The final minutes of Steve Nash's hall of fame career aren't what you'd expect from a legendary floor general. He didn't go out on top, it wasn't a perfect moment like Derek Jeter's goodbye, and few people even witnessed it. A quiet night in Ontario, California on October 12 made for the backdrop of Nash's goodbye to basketball.
Preseason basketball rarely draws any attention, but Lakers fans were more tuned in with Kobe Bryant making his return and Julius Randle making his debut. If you dug deep enough through the headlines that surrounded the Lakers heading into the season, you'd find the little bit Nash had left to give. Two games. 32.5 minutes total. That's all one of the most dangerous men to ever dribble a basketball was allowed in his swansong.
It speaks to what Nash had become to the Lakers when I say without any hesitation my attention was elsewhere while I watched the Lakers and Nuggets take the floor in my hometown. It was all about seeing what Julius Randle could bring to the table after watching him throughout Las Vegas Summer League, mostly. Every time he touched the ball it was a test for him, and a chance for me to see what the Lakers future may hold.
Meanwhile, a ghost was saying goodbye without anyone knowing it.

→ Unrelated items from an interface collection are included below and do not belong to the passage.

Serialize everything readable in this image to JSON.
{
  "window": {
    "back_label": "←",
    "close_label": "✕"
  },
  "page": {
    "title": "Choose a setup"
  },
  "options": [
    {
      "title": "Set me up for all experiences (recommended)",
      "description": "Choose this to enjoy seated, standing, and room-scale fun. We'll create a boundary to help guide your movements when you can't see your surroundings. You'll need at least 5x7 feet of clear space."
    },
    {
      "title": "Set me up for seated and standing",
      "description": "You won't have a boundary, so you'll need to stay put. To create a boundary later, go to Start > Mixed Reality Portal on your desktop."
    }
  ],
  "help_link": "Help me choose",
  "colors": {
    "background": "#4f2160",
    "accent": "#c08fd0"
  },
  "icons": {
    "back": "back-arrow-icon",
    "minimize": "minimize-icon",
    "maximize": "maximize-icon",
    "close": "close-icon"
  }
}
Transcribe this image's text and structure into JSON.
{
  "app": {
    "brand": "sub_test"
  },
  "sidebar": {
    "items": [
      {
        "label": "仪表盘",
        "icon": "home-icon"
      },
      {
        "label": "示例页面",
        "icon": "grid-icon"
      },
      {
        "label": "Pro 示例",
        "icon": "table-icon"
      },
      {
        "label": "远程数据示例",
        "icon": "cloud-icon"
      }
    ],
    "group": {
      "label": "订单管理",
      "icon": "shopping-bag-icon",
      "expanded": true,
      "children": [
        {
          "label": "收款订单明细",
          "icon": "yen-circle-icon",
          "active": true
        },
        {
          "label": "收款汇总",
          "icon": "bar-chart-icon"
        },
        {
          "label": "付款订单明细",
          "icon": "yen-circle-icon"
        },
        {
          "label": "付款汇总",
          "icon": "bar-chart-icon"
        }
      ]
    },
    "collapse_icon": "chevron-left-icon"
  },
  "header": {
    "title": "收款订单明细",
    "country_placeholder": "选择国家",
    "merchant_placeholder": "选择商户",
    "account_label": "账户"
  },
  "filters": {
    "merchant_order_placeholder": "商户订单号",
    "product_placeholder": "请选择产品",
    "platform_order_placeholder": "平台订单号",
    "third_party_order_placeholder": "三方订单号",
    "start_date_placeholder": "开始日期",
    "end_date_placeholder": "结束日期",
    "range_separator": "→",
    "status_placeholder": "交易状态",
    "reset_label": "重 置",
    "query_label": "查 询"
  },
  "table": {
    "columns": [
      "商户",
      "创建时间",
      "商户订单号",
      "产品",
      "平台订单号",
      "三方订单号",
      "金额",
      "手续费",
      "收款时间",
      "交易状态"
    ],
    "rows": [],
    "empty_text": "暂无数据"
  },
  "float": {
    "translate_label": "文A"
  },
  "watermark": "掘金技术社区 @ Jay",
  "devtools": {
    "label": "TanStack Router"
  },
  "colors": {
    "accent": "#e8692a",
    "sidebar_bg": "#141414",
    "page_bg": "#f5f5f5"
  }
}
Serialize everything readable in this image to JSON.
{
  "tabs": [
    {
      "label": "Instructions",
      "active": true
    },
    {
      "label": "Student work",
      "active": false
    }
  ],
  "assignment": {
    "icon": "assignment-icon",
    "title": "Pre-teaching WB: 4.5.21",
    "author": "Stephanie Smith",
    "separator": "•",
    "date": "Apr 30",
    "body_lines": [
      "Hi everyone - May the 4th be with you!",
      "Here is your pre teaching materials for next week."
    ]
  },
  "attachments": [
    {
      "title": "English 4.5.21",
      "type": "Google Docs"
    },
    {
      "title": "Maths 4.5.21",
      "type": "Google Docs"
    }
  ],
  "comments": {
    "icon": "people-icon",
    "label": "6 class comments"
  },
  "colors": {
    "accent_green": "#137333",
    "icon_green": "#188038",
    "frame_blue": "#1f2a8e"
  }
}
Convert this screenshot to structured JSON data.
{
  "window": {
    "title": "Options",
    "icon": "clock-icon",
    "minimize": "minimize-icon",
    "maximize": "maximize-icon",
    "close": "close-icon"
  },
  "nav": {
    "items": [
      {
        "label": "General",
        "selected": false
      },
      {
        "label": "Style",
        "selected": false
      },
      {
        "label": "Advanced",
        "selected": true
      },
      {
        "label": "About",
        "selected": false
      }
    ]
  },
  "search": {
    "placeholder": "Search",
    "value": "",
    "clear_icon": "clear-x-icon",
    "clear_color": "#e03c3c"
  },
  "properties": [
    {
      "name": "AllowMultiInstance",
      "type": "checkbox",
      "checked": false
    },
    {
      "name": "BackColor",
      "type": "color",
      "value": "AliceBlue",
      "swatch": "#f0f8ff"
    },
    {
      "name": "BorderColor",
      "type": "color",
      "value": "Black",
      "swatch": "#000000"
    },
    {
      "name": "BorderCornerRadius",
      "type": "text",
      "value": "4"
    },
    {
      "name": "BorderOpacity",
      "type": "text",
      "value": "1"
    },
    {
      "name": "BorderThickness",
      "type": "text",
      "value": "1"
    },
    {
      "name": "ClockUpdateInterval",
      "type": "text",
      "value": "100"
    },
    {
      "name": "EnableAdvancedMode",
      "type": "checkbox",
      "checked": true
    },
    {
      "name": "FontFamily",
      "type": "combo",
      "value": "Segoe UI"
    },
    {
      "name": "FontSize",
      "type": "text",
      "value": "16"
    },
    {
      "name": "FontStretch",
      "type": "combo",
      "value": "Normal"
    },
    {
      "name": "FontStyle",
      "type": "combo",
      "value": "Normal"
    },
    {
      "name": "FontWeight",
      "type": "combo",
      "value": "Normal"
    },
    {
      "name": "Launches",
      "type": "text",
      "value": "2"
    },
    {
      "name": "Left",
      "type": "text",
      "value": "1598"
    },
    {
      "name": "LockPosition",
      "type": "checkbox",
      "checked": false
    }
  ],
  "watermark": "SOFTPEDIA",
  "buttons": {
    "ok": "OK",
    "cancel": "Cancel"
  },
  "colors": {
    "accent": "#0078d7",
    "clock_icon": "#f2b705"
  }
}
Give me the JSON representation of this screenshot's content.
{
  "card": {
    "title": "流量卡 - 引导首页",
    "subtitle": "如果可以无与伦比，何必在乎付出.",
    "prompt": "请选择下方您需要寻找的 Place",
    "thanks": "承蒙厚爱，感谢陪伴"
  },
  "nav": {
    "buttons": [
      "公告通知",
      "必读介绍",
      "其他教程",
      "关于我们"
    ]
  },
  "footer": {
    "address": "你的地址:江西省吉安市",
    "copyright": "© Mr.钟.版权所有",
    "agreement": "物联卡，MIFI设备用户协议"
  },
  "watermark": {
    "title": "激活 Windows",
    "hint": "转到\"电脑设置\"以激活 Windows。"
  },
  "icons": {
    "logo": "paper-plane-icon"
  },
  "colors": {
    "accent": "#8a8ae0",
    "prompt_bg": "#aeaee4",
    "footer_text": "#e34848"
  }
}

I can't tell you about the three points and one assist he ended the night with -- I can't remember any of them. What I'll share from having the rare opportunity of being in the presence of Nash's final trip to the hardwood is the lone moment that's always stood out to me from that night in Ontario. The game had ended and media was in the green room packing up, networking and grabbing a few snacks before hitting the road. From the corner of my eye I catch Steve Nash walking into the room. He pops a quick joke and the room pops, has a wide smile spread across his face while he makes both tea and small talk, and walks out leaving everyone painted with the same expression.
It was juxtaposing to see Nash stroll in and out so carelessly on a night he had to ask out after the first quarter. Byron Scott wouldn't comment on Nash's health, directing reporters to ask Steve about it personally, but there he was. Casually roaming about the hallways on a night he wasn't even available to the media after the game.
Walking out of the arena, Steve was on the side of the hallway chatting it up, sipping his tea and enjoying what looked like a life he was ready for off the court. The end was already there and embraced, it was just a matter of how and when.
Steve Nash was never the savior the Lakers dreamed of when they landed him. The fate of the Lakers' 2015 first-round draft pick is one of the final artifacts remaining of the failed Dwight Howard acquisition, and that's something that'll be on fans minds for a few more years. We don't remember Hakeem Olajuwon's season on the Raptors, though, and when we travel down our lives a bit longer we won't remember Steve Nash on the Lakers either. He was never here, a coyote that will forever run through the deserts in Phoenix. So long.